Shahan said there were cases of Nissan vehicles flooded by Hurricane Katrina auctioned as "new" as far away as California after that storm.
She urged shoppers to look for signs of flood damage, including engines that hesitate or run roughly, musty interior smells or signs of silt residue or premature rust.
Buyers should also run the vehicle information number through the National Motor Vehicle Title Information System at vehiclehistory.gov. Insurers, salvage pools, auctions and junkyards in all 50 states are required to report all total-loss vehicles to this federal database within 30 days, Shahan said.
For new vehicles or those still within the factory warranty period, shoppers who suspect flood damage should call the manufacturer to ask if they will honor the warranty, which is typically nullified for flooded cars. If the vehicle was registered as a flood vehicle, the manufacturer won't honor the warranty, and the buyer will know there is a problem.
Although properly restored and titled salvage or flooded vehicles can be an "economical option," consumers should understand what they are getting.
"There is always a chance that there will be problems down the road with corrosion or malfunctions in the electrical systems," said Bob Passmore, senior director at the Property Casualty Insurers Assn. of America.
Rising prices caused by the storm might be one reason why consumers would turn to such cheaper options or fall victim to an attractively priced vehicle with hidden flood damage.
Prices are already comparatively high for late-model used cars, according to industry analysts. That's because of the low number of new cars sold in 2009 and 2010, which also slowed the flow of trade-ins into the used-car market. Leases, a major source of used cars, nearly disappeared.
Now the flood of Sandy-damaged cars is putting more pressure on the tight supply of late-model cars. Prices will go up at least 0.5% to 1.5% in December, said Jonathan Banks, an analyst with the National Automobile Dealers Assn. The dealer group said that amounts to a little more than $50 to $175 for the average used vehicle.

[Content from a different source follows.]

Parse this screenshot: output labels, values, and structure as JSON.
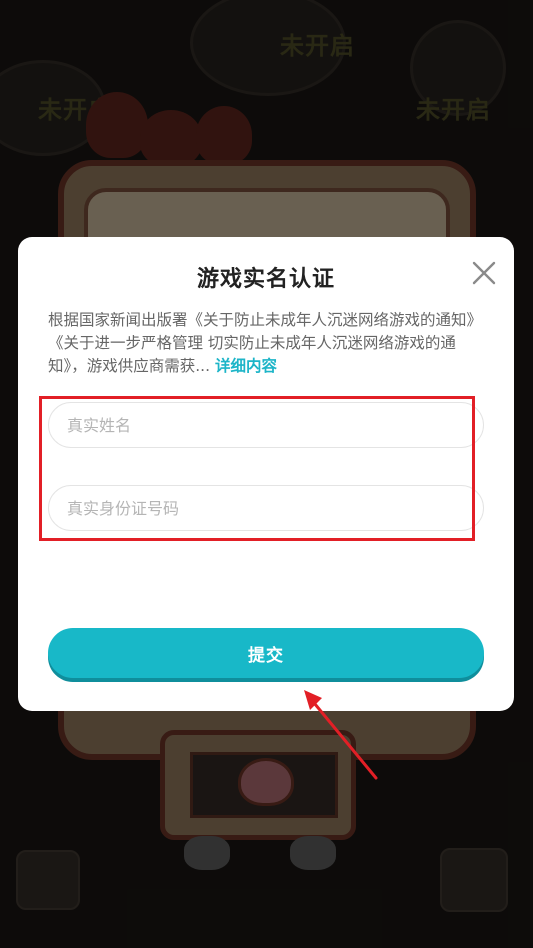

Auto information company Edmunds.com has a much higher estimate, saying that used-car prices will climb $700 to $1,000 "in the short term."
The price hikes will be highest on the East Coast but felt nationally, Banks said.
"We have seen a trend for dealers, regardless of where they are located, buying inventory online, and that means that geography is not as important as in the past," he said. "It used to be that dealers would buy cars from a physical auction near their dealership."
Pulling such a huge number of vehicles out of the U.S. fleet will have an effect at the national level, Banks said.
The problem is compounded by at least tens of thousands of new cars that were destroyed both at dealerships and storage yards in parts of New York and New Jersey hit hardest by the storm.
"Many dealers lost a significant amount of inventory. One Honda dealer told me he lost 600 new units," Banks said.
Fisker Automotive Inc., the Anaheim maker of $100,000 plug-in hybrid sports cars, said it lost 338 vehicles, with a retail value of nearly $34 million, at a port storage facility in New Jersey. Toyota Motor Corp. has said it might have lost as many as 4,500 new Toyota, Scion and Lexus vehicles to flooding and storm damage. American Honda Motor Co. said that more than 3,000 new vehicles at its dealers and storage yards suffered flood damage.
All this is going to create problems for consumers in the storm region who need to replace their rides quickly.
"Prices could really shoot up for consumers buying cars right away, because they will run into a severe inventory shortage," Banks said.
The dealers group believes that some replacement buying will start this month but will pick up in December and run through February. Banks expects that about 30% of buyers will purchase new cars and the remainder will choose used cars.
The buying, however, should provide a boost for the economy, said Edmunds.com Chief Economist Lacey Plache.
"Even if 100,000 damaged vehicles are replaced by the end of the year, it could boost auto sales 3% to 4% for the quarter," Plache said. "That has a positive effect on the economy overall."